OPINION AND ORDER
KAREN K. CALDWELL, Chief District Judge.
This matter is before the Court on the Defendant's Motion for Reconsideration Reduction (DE 21) in which the Defendant requests that her sentence be reduced due to her participation in educational opportunities while incarcerated. While the Court congratulates and commends the Defendant for taking advantage of these opportunities while in prison, the Court is unable to reduce her sentence.
Title 18 U.S.C. § 3582(c)(1)(B) provides that "the court may modify an imposed term of imprisonment to the extent otherwise expressly permitted by statute or by Rule 35 of the Federal Rules of Criminal Procedure."

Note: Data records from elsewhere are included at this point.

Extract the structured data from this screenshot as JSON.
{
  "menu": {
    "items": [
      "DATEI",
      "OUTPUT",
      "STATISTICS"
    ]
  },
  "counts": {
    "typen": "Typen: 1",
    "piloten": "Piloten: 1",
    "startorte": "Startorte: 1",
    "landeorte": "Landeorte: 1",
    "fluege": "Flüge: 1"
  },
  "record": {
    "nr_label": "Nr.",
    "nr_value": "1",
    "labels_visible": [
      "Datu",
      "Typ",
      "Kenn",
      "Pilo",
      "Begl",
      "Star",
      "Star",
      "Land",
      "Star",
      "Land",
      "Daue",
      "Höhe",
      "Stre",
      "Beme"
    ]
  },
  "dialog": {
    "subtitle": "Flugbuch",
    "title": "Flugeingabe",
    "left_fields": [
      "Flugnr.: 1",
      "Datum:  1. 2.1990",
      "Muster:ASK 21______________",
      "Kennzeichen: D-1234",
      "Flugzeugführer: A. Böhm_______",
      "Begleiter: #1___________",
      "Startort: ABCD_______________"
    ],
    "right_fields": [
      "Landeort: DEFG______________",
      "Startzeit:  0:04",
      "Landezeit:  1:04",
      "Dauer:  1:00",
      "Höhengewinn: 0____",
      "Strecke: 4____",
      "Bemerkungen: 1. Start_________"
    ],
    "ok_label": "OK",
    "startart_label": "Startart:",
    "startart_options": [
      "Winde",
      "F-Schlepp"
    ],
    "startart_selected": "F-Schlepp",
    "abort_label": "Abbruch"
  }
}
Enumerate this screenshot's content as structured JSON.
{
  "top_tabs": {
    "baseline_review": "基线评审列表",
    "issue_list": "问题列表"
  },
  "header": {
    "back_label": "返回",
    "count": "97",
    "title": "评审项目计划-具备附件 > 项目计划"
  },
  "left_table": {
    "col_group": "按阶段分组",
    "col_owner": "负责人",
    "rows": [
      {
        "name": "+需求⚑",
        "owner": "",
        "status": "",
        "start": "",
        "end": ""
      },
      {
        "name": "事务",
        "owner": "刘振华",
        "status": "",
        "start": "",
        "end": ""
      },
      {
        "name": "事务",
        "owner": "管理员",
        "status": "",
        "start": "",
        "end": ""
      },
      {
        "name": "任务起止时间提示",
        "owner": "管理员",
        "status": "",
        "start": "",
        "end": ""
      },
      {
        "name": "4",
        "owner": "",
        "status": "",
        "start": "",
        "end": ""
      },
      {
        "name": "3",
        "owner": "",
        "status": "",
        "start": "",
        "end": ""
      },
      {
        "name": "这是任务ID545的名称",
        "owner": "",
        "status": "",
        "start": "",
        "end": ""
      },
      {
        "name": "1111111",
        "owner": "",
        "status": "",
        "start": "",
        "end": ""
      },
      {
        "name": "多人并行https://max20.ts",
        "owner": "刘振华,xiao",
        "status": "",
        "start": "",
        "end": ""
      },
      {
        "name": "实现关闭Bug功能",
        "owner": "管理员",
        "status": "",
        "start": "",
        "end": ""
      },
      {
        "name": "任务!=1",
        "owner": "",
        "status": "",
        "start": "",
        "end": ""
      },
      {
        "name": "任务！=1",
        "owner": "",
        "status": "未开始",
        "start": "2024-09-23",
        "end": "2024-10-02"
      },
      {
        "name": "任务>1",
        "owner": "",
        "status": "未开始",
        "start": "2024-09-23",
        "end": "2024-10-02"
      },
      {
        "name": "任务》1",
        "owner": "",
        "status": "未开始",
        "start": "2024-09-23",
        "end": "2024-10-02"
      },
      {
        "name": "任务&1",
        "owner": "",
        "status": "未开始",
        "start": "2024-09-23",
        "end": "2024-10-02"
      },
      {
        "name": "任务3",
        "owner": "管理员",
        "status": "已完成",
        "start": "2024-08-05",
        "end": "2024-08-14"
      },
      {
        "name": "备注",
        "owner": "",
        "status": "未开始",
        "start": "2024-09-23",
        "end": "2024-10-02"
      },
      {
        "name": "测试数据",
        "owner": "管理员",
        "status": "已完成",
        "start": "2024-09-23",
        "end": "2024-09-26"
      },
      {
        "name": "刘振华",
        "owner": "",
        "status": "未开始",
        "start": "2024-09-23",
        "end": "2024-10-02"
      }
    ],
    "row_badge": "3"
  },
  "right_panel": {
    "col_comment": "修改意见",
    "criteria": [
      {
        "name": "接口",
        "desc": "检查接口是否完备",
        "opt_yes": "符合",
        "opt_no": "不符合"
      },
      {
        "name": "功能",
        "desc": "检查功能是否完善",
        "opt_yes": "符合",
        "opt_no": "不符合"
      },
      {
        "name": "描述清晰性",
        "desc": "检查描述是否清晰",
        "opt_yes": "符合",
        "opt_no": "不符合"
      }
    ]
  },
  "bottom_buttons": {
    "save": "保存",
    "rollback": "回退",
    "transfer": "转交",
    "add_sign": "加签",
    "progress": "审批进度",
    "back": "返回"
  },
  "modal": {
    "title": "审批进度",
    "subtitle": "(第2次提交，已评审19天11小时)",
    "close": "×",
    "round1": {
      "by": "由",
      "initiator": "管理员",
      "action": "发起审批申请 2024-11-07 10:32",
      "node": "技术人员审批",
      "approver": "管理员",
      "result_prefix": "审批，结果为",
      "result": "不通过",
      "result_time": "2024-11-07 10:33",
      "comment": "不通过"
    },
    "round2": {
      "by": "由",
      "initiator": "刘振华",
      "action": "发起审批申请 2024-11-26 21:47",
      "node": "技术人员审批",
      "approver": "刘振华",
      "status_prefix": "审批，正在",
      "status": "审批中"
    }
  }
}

Only two statutory provisions permit such a modification: 28 U.S.C. §§ 2106 and 2255, both of which are inapplicable here. United States v. Zabawa, 134 F.Appx. 60, 67 (6th Cir. 2005). Section 2106 provides for the power of appellate courts to modify a lower court's judgment. Section 2255 permits a defendant to challenge a sentence as imposed. The Defendant does not challenge the Court's sentence of 27 months. As to Rule 35, it provides that, "[w]ithin 14 days after sentencing, the court may correct a sentence that resulted from arithmetical, technical, or other clear error." The judgment in this case was entered on October 25, 2012. Thus, the Court has no authority to amend it under Rule 35.

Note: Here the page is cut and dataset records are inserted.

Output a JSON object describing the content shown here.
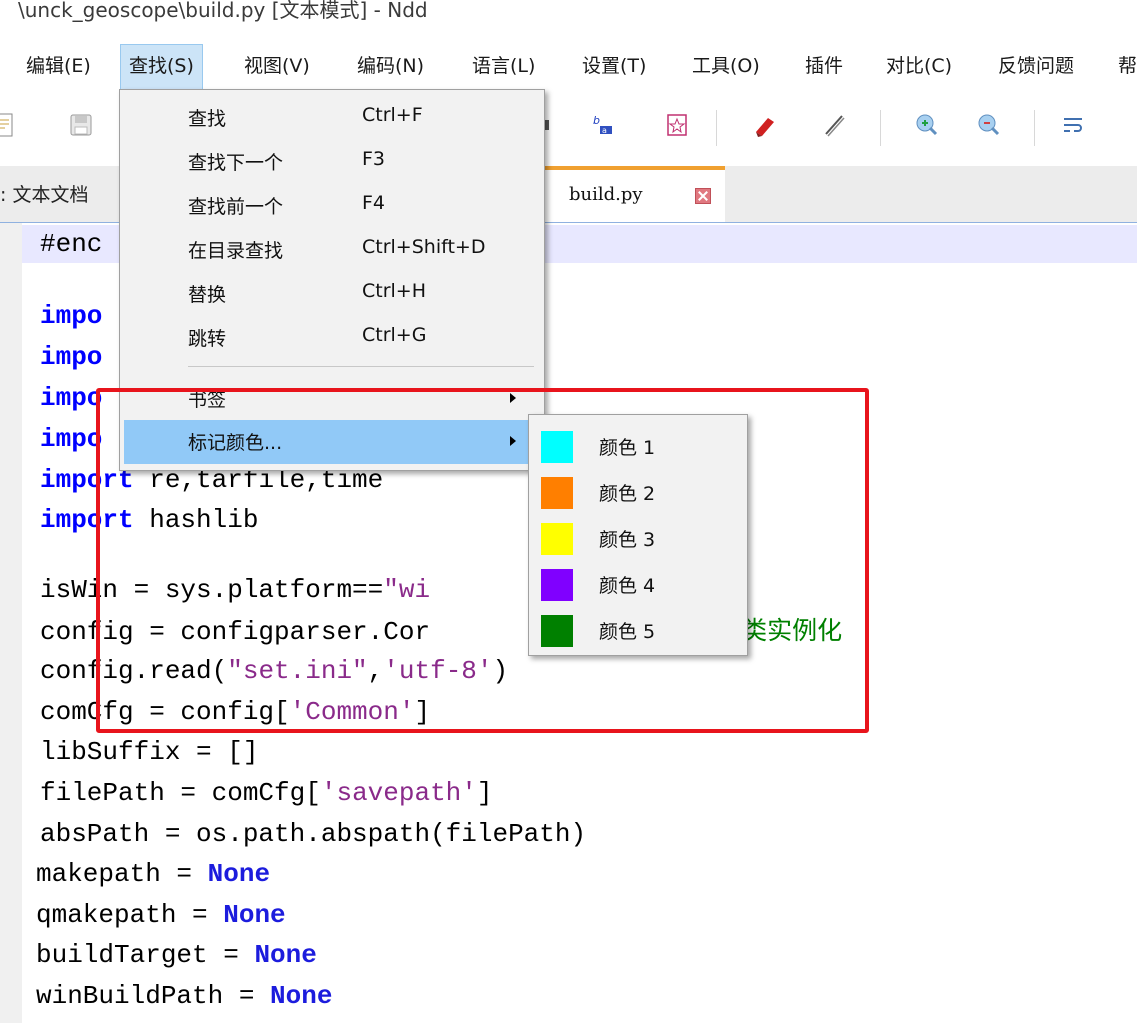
{
  "window": {
    "title": "\\unck_geoscope\\build.py [文本模式] - Ndd"
  },
  "menubar": {
    "items": [
      "编辑(E)",
      "查找(S)",
      "视图(V)",
      "编码(N)",
      "语言(L)",
      "设置(T)",
      "工具(O)",
      "插件",
      "对比(C)",
      "反馈问题",
      "帮"
    ]
  },
  "tabs": {
    "left": "文本文档",
    "active": "build.py"
  },
  "editor": {
    "lines": [
      {
        "parts": [
          {
            "t": "#enc",
            "c": "plain"
          }
        ]
      },
      {
        "parts": [
          {
            "t": "impo",
            "c": "kw"
          }
        ]
      },
      {
        "parts": [
          {
            "t": "impo",
            "c": "kw"
          }
        ]
      },
      {
        "parts": [
          {
            "t": "impo",
            "c": "kw"
          }
        ]
      },
      {
        "parts": [
          {
            "t": "impo",
            "c": "kw"
          }
        ]
      },
      {
        "parts": [
          {
            "t": "import",
            "c": "kw"
          },
          {
            "t": " re,tarfile,time",
            "c": "plain"
          }
        ]
      },
      {
        "parts": [
          {
            "t": "import",
            "c": "kw"
          },
          {
            "t": " hashlib",
            "c": "plain"
          }
        ]
      },
      {
        "parts": [
          {
            "t": "isWin = sys.platform==",
            "c": "plain"
          },
          {
            "t": "\"wi",
            "c": "str"
          }
        ]
      },
      {
        "parts": [
          {
            "t": "config = configparser.Cor",
            "c": "plain"
          },
          {
            "t": "                  # ",
            "c": "cmt"
          },
          {
            "t": "类实例化",
            "c": "cmtcn"
          }
        ]
      },
      {
        "parts": [
          {
            "t": "config.read(",
            "c": "plain"
          },
          {
            "t": "\"set.ini\"",
            "c": "str"
          },
          {
            "t": ",",
            "c": "plain"
          },
          {
            "t": "'utf-8'",
            "c": "str"
          },
          {
            "t": ")",
            "c": "plain"
          }
        ]
      },
      {
        "parts": [
          {
            "t": "comCfg = config[",
            "c": "plain"
          },
          {
            "t": "'Common'",
            "c": "str"
          },
          {
            "t": "]",
            "c": "plain"
          }
        ]
      },
      {
        "parts": [
          {
            "t": "libSuffix = []",
            "c": "plain"
          }
        ]
      },
      {
        "parts": [
          {
            "t": "filePath = comCfg[",
            "c": "plain"
          },
          {
            "t": "'savepath'",
            "c": "str"
          },
          {
            "t": "]",
            "c": "plain"
          }
        ]
      },
      {
        "parts": [
          {
            "t": "absPath = os.path.abspath(filePath)",
            "c": "plain"
          }
        ]
      },
      {
        "parts": [
          {
            "t": "makepath = ",
            "c": "plain"
          },
          {
            "t": "None",
            "c": "kw2"
          }
        ]
      },
      {
        "parts": [
          {
            "t": "qmakepath = ",
            "c": "plain"
          },
          {
            "t": "None",
            "c": "kw2"
          }
        ]
      },
      {
        "parts": [
          {
            "t": "buildTarget = ",
            "c": "plain"
          },
          {
            "t": "None",
            "c": "kw2"
          }
        ]
      },
      {
        "parts": [
          {
            "t": "winBuildPath = ",
            "c": "plain"
          },
          {
            "t": "None",
            "c": "kw2"
          }
        ]
      }
    ]
  },
  "find_menu": {
    "items": [
      {
        "label": "查找",
        "shortcut": "Ctrl+F"
      },
      {
        "label": "查找下一个",
        "shortcut": "F3"
      },
      {
        "label": "查找前一个",
        "shortcut": "F4"
      },
      {
        "label": "在目录查找",
        "shortcut": "Ctrl+Shift+D"
      },
      {
        "label": "替换",
        "shortcut": "Ctrl+H"
      },
      {
        "label": "跳转",
        "shortcut": "Ctrl+G"
      }
    ],
    "bookmark": "书签",
    "mark_color": "标记颜色..."
  },
  "color_submenu": {
    "items": [
      {
        "label": "颜色 1",
        "color": "#00ffff"
      },
      {
        "label": "颜色 2",
        "color": "#ff7f00"
      },
      {
        "label": "颜色 3",
        "color": "#ffff00"
      },
      {
        "label": "颜色 4",
        "color": "#8000ff"
      },
      {
        "label": "颜色 5",
        "color": "#008000"
      }
    ]
  },
  "colors": {
    "highlight": "#91c9f7",
    "annotation_box": "#e8141c",
    "tab_accent": "#f0a030"
  }
}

The Court also has jurisdiction to amend a sentence in conformity with Fed R.Crim. P. 36, which provides "the court may at any time correct a clerical error in a judgment, order or other part of the record, or correct an error in the record arising from oversight or omission." Rule 36 does not provide this Court with authority to amend a defendant's sentence due to postsentencing activities.

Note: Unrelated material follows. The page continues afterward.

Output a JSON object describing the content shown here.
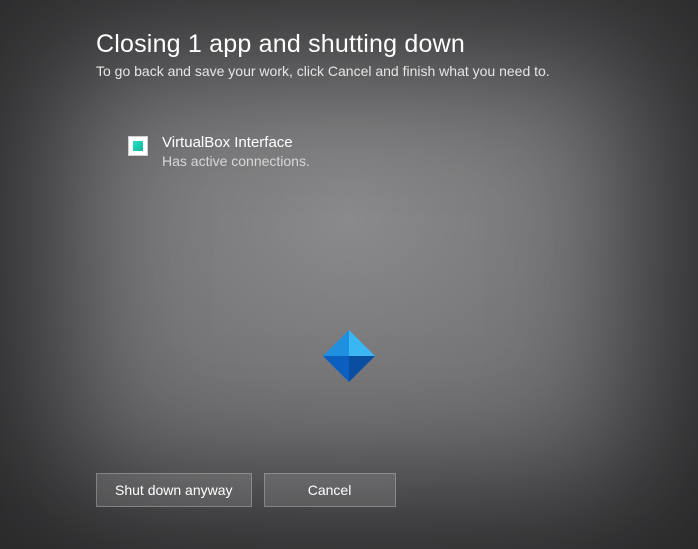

For all these reasons, the Court hereby ORDERS that the Defendant's motion to reduce her sentence ...